During last ten years he has travelled to over 40 countries lecturing on Kashmir. His engagements include speaking to the UN Commission on Human Rights, being invited by the European Parliament to brief on Kashmir and to five successive OIC meetings of the heads of the states and the Congressional Caucus in USA. Dr Fai has two children from his Chinese (second) wife. His first wife continues to live in Wadwan.



Ayub Thakur

From Kashmir, Thakur is one of the diaspora Kashmiri activists on behalf of Kashmiri opposition. Based in London, he is President of the World Kashmir Freedom Movement (WKFM) which campaigns for Kashmiri self-determination. Some Kashmir watchers feel that Thakur, while a crucial figure in the early 1990s, is more detached from the Kashmir issue now so much activity takes place from Washington DC.

Kashmir Times profile of Thakur (August 15, 2000) by Masood Hussain

Dr Ayub Thakur is a class intellectual. Hailing from a poor peasant family in remote Pudsoo village of Shopian, Dr Thakur is PhD in nuclear physics. After a brief stint at the Bhaba Atomic Research Centre (Zakoora, Srinagar), Thakur was appointed ad-hoc lecturer in the University of Kashmir.

Well before he could complete his post-doctorate, he joined Islami Jamiat-e-Talaba, one of the powerful organisations of the right-wing students floated and later disowned by JI, and eventually became its secretary general. He had brief visits to Dhaka and Malaysia as a delegate of the International Islamic Federation of Students Organisations (IIFSO), of which his group was a member.In August 1980, the Jamiat-e-Talaba planned a grand "international conference" which was expecting a gathering of over quarter-million youth from the state. Some leaders of international reputation were also expected. Ruling NC became apprehensive of an emerging power centre. It banned the Jamiat. So many of its leaders were arrested under Public Safety Act (PSA) including Dr Thakur.

When he was freed after five months, he was elected as the Chief of the organisation. Tired of playing a cat-and-mouse game with the police, he opted to accept the offer of a lecturer in the King Abdul Aziz University Jeddah where he served upto 1984. He married his Baramulla classmate in 1981 in absentia. Probably the first marriage where groom's consent was taken on phone and the bride flew to Jeddah. Since 1984, he was in London as a JI worker. In 1990, he founded World Kashmir Freedom Movement of which he is the Chairman. Though he is stated to be highly mobile, he is thorough intellectual.
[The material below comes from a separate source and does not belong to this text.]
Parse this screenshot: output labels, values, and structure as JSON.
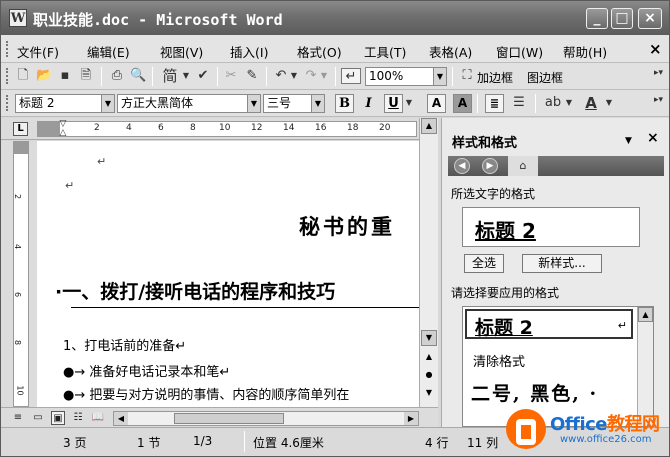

He is stated to be driving force behind Alistair Lamb's two highly acclaimed controversial books on Kashmir - Kashmir: A Disputed Legacy and Kashmir- The Birth of a Tragedy. The books challenge the authenticity of the Instrument of Accession signed by the Maharaja Hari Singh in late 1947 when the tribals raided Kashmir. His criticism of the APHC leadership often makes broad headlines in Srinagar press.




General profiles

India Today has a good profile list for major Kashmiri politicians, linked here.


This site is not funded by any party to the Kashmir conflict, nor does it solicit such funds.

All comments and contributions welcome.  Editor: Jeffrey Kile.  Last updated: November 16, 2003